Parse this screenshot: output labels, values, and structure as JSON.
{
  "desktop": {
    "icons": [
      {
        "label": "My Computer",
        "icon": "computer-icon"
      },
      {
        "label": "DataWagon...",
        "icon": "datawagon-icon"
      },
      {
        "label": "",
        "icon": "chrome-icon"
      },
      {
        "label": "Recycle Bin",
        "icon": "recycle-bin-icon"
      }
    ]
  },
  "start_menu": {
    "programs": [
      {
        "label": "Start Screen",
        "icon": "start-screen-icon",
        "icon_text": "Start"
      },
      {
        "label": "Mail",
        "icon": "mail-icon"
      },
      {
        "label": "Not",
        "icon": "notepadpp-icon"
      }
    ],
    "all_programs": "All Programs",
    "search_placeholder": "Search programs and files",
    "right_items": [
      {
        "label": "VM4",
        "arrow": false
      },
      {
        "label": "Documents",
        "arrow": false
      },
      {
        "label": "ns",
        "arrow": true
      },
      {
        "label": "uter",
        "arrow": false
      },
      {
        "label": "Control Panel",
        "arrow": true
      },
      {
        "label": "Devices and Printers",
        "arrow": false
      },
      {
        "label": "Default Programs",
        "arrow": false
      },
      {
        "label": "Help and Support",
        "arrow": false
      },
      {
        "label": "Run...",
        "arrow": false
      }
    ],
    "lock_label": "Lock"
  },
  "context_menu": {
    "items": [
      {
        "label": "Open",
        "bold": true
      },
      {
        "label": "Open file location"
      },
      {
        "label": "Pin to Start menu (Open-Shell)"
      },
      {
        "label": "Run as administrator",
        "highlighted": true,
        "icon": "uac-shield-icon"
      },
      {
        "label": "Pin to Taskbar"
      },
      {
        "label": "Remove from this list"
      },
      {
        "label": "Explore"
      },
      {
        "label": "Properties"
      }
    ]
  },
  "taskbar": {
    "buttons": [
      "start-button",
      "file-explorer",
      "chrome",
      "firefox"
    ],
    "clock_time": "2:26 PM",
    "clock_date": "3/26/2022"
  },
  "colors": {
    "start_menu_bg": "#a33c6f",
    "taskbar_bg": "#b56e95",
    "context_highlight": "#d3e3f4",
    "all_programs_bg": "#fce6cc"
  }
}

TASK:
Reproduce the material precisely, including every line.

TASK SOLUTION:
Parse this screenshot: output labels, values, and structure as JSON.
{
  "desktop": {
    "icons": [
      {
        "label": "My Computer",
        "icon": "computer-icon"
      },
      {
        "label": "DataWagon...",
        "icon": "datawagon-icon"
      },
      {
        "label": "",
        "icon": "chrome-icon"
      },
      {
        "label": "Recycle Bin",
        "icon": "recycle-bin-icon"
      }
    ]
  },
  "start_menu": {
    "programs": [
      {
        "label": "Start Screen",
        "icon": "start-screen-icon",
        "icon_text": "Start"
      },
      {
        "label": "Mail",
        "icon": "mail-icon"
      },
      {
        "label": "Not",
        "icon": "notepadpp-icon"
      }
    ],
    "all_programs": "All Programs",
    "search_placeholder": "Search programs and files",
    "right_items": [
      {
        "label": "VM4",
        "arrow": false
      },
      {
        "label": "Documents",
        "arrow": false
      },
      {
        "label": "ns",
        "arrow": true
      },
      {
        "label": "uter",
        "arrow": false
      },
      {
        "label": "Control Panel",
        "arrow": true
      },
      {
        "label": "Devices and Printers",
        "arrow": false
      },
      {
        "label": "Default Programs",
        "arrow": false
      },
      {
        "label": "Help and Support",
        "arrow": false
      },
      {
        "label": "Run...",
        "arrow": false
      }
    ],
    "lock_label": "Lock"
  },
  "context_menu": {
    "items": [
      {
        "label": "Open",
        "bold": true
      },
      {
        "label": "Open file location"
      },
      {
        "label": "Pin to Start menu (Open-Shell)"
      },
      {
        "label": "Run as administrator",
        "highlighted": true,
        "icon": "uac-shield-icon"
      },
      {
        "label": "Pin to Taskbar"
      },
      {
        "label": "Remove from this list"
      },
      {
        "label": "Explore"
      },
      {
        "label": "Properties"
      }
    ]
  },
  "taskbar": {
    "buttons": [
      "start-button",
      "file-explorer",
      "chrome",
      "firefox"
    ],
    "clock_time": "2:26 PM",
    "clock_date": "3/26/2022"
  },
  "colors": {
    "start_menu_bg": "#a33c6f",
    "taskbar_bg": "#b56e95",
    "context_highlight": "#d3e3f4",
    "all_programs_bg": "#fce6cc"
  }
}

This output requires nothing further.